[LONDON] Oil prices rose on Friday after the death of Saudi Arabia's king added more uncertainty to an oil market that has more than halved over the last six months.
King Abdullah bin Abdulaziz died early on Friday and his brother Salman became king of the world's top oil exporter.
King Salman named his half-brother Muqrin as heir and nephew Mohammed bin Nayef, 55, as Deputy Crown Prince, moving to forestall any succession crisis at a moment when Saudi Arabia faces unprecedented turmoil on its borders.
Saudi state television said King Salman intended to keep oil minister Ali al-Naimi in place, suggesting the country's oil policy would remain unchanged.
Harry Tchilinguirian, senior oil strategist at BNP Paribas, said he expected no change in Saudi oil policy.
"King Salman was already involved in policy making prior to the passing of the king," he said. "So from that perspective, if he helped set the agenda, he will maintain that agenda."
Brent crude futures were trading at US$49.42 a barrel by 1215 GMT, up 90 cents. US WTI crude futures were at US$46.60, up 29 cents.
After seeing strong volatility and price falls earlier in January, oil markets have moved little this week, with Brent prices range-bound between US$47.78 and US$50.45 a barrel.
The new Saudi king is expected to continue an Opec policy of keeping oil output steady to protect the cartel's market share from rival producers.
Abdullah's death comes amid some of the biggest shifts in oil markets in decades. Oil prices have fallen by almost 60 per cent since peaking last June as soaring supplies of shale oil from North America have clashed with cooling demand.
Booming US production has turned the United States from the world's biggest oil importer into one of the top producers, pumping out over 9 million barrels per day.
Data from the Energy Information Administration on Thursday showed the biggest build in US crude inventory in at least 14 years, driving Brent and WTI prices CL-LCO1=R apart.
To combat soaring output and falling prices, many oil exporters, such as Venezuela, wanted the 12-member Organization of the Petroleum Exporting Countries (Opec) to cut output in order to support prices and revenues.

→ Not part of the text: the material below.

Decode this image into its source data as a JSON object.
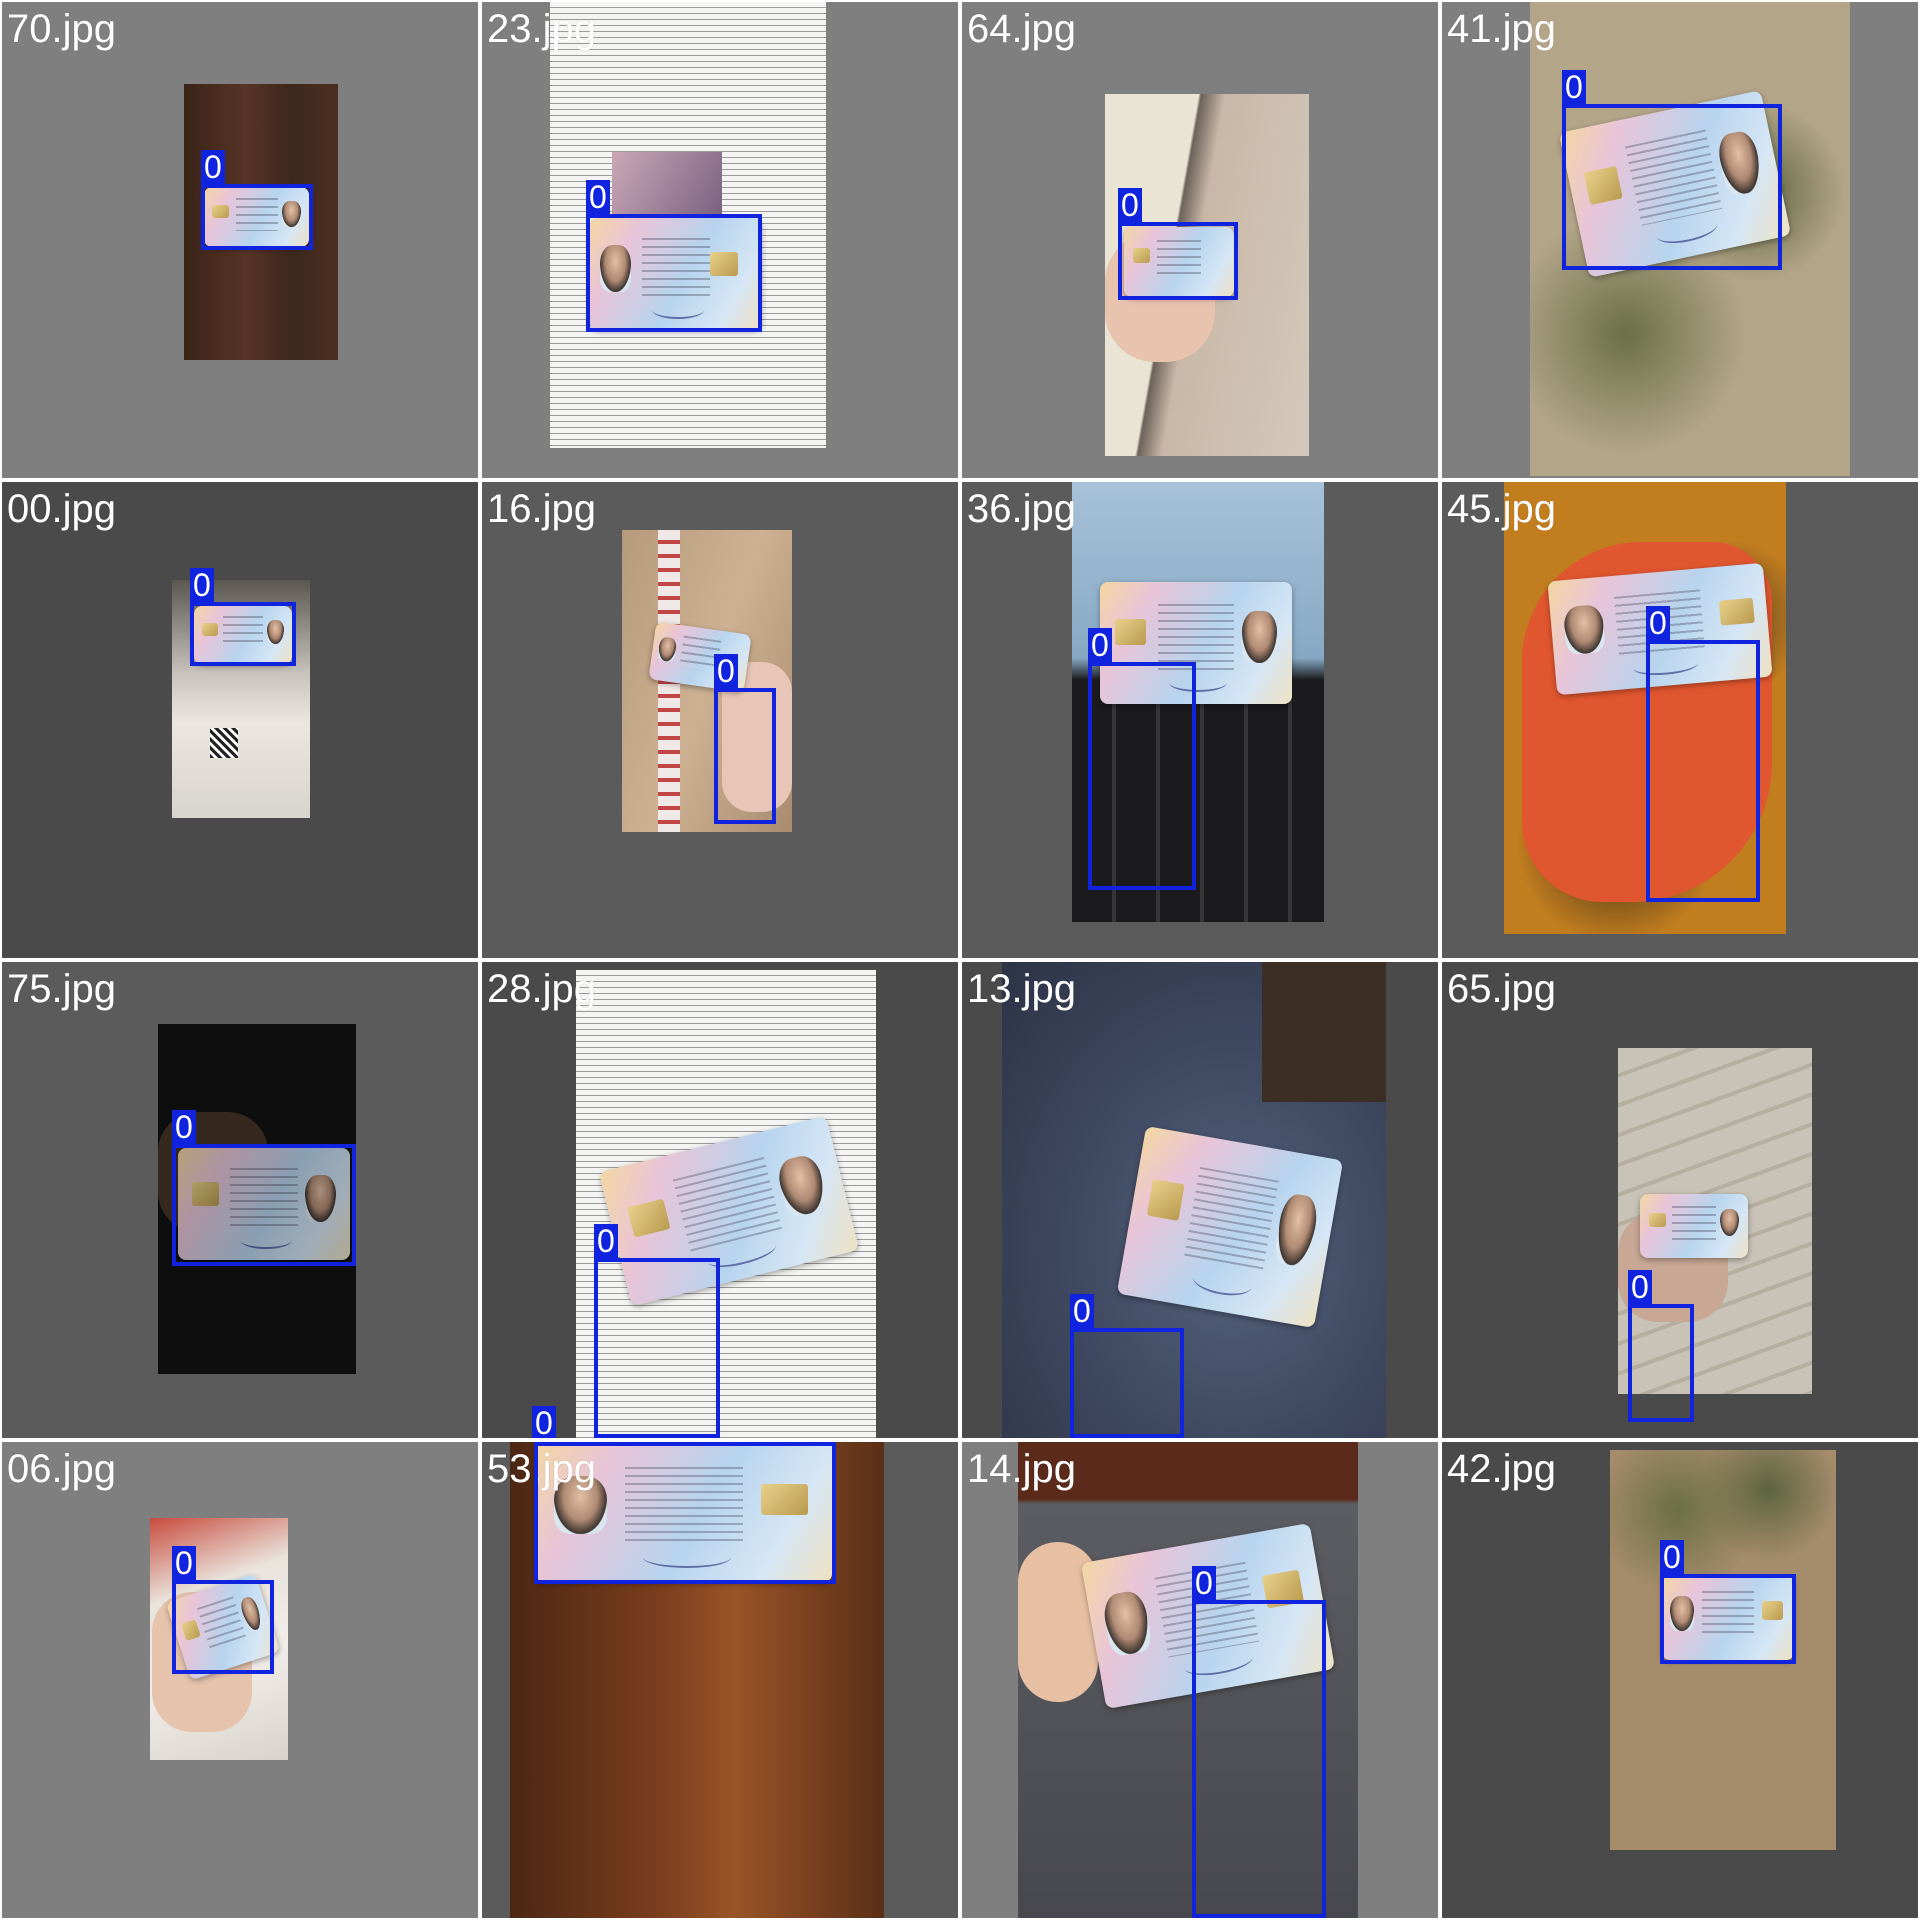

Yet, led by Saudi Arabia, Opec announced last November it would keep output steady at 30 million barrels per day.